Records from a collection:
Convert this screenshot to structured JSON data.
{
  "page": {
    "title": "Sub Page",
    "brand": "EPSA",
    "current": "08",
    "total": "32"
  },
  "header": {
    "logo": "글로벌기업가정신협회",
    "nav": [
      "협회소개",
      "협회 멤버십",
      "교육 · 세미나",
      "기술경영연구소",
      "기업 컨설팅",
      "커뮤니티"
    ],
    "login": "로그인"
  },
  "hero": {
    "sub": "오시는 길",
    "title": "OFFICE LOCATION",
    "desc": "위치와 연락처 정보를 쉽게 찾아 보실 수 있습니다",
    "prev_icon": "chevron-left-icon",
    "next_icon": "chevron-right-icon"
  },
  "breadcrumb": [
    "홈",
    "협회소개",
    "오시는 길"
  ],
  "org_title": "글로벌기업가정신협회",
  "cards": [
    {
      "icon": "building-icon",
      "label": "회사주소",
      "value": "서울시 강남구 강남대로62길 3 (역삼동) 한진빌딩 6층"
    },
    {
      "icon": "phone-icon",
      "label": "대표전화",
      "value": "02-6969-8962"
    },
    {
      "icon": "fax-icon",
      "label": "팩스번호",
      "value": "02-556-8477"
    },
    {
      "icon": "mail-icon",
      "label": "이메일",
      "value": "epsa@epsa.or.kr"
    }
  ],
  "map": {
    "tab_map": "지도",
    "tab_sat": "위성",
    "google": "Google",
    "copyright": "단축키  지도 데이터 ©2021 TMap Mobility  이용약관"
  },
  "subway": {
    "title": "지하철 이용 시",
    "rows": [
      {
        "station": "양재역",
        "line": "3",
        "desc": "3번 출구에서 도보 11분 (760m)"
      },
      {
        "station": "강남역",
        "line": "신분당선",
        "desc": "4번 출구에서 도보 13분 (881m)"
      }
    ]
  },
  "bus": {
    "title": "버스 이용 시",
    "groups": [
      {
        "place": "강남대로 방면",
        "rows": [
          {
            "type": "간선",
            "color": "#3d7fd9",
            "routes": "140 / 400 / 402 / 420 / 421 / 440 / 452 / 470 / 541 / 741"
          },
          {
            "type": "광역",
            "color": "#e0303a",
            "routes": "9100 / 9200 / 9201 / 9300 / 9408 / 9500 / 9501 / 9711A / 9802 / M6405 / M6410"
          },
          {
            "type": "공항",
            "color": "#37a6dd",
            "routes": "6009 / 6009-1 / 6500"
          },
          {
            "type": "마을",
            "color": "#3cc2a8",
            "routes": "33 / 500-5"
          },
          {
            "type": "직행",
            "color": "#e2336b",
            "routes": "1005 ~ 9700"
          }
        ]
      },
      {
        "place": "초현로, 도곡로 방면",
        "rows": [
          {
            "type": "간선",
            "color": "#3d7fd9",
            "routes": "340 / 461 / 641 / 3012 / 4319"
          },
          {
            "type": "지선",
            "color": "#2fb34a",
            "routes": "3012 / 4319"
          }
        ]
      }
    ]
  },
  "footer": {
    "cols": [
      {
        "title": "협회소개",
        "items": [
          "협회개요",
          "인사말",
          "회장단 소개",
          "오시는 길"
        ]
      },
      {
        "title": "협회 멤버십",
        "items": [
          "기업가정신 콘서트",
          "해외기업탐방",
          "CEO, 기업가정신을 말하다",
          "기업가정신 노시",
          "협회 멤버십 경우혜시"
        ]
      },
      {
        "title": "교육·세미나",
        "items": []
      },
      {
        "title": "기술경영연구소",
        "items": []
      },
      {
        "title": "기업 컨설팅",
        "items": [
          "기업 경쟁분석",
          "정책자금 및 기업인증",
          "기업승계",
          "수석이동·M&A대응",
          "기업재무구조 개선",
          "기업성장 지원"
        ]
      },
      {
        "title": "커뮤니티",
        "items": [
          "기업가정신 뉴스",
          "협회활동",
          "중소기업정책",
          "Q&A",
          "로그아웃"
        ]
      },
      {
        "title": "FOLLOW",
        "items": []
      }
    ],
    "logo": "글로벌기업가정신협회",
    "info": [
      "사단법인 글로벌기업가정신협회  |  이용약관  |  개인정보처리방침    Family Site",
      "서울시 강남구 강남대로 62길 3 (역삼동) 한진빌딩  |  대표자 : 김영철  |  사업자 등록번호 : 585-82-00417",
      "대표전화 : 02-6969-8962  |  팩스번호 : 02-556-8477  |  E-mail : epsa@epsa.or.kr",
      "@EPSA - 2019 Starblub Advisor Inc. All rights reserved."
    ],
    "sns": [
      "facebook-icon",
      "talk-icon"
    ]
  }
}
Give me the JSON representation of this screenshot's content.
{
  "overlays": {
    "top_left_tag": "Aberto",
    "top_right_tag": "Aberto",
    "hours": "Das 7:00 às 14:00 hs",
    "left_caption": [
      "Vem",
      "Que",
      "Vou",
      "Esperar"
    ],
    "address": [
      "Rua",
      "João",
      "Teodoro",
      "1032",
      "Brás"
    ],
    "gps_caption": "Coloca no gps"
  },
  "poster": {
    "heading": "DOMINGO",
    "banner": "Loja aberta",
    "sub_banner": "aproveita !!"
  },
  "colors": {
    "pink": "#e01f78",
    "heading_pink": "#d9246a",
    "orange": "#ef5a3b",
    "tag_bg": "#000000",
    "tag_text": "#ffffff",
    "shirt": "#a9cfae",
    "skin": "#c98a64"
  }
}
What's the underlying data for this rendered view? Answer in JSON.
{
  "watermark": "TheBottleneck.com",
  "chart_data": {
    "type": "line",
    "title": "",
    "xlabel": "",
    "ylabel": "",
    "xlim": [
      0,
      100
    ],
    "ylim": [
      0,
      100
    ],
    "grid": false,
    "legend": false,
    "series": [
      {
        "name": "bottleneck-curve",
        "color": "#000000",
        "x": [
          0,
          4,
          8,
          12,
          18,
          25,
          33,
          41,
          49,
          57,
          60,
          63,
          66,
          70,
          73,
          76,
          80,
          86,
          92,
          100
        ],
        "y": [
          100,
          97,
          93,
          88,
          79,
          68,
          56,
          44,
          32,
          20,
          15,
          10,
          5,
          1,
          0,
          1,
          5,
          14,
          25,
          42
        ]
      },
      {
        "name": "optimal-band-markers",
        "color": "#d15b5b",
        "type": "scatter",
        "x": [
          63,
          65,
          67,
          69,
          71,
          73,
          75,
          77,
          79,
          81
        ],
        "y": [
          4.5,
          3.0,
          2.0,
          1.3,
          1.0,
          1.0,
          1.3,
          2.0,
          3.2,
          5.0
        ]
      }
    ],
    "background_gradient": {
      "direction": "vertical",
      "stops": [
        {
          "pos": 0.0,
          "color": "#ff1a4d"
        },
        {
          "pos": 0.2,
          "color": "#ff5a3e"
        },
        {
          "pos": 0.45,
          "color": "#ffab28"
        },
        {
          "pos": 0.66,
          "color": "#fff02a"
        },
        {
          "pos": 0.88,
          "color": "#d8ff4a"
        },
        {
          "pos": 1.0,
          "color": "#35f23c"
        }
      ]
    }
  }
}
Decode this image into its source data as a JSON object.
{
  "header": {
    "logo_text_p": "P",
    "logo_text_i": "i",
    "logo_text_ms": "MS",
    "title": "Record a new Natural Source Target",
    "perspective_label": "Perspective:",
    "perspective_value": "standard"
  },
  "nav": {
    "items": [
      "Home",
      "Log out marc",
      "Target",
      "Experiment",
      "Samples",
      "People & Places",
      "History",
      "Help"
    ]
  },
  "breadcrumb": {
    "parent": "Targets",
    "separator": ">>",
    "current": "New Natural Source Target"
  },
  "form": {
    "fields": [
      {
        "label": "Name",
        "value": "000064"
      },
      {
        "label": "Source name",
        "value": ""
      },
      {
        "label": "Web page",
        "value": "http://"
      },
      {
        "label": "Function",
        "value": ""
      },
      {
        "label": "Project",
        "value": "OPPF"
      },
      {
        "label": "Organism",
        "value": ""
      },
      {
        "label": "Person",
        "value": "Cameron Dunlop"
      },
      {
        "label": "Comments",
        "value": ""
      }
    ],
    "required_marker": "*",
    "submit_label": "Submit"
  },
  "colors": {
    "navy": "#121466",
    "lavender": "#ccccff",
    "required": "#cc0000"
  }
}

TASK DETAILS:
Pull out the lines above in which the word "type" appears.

ANSWER AREA:
            "type": "간선",
            "type": "광역",
            "type": "공항",
            "type": "마을",
            "type": "직행",
            "type": "간선",
            "type": "지선",
    "type": "line",
        "type": "scatter",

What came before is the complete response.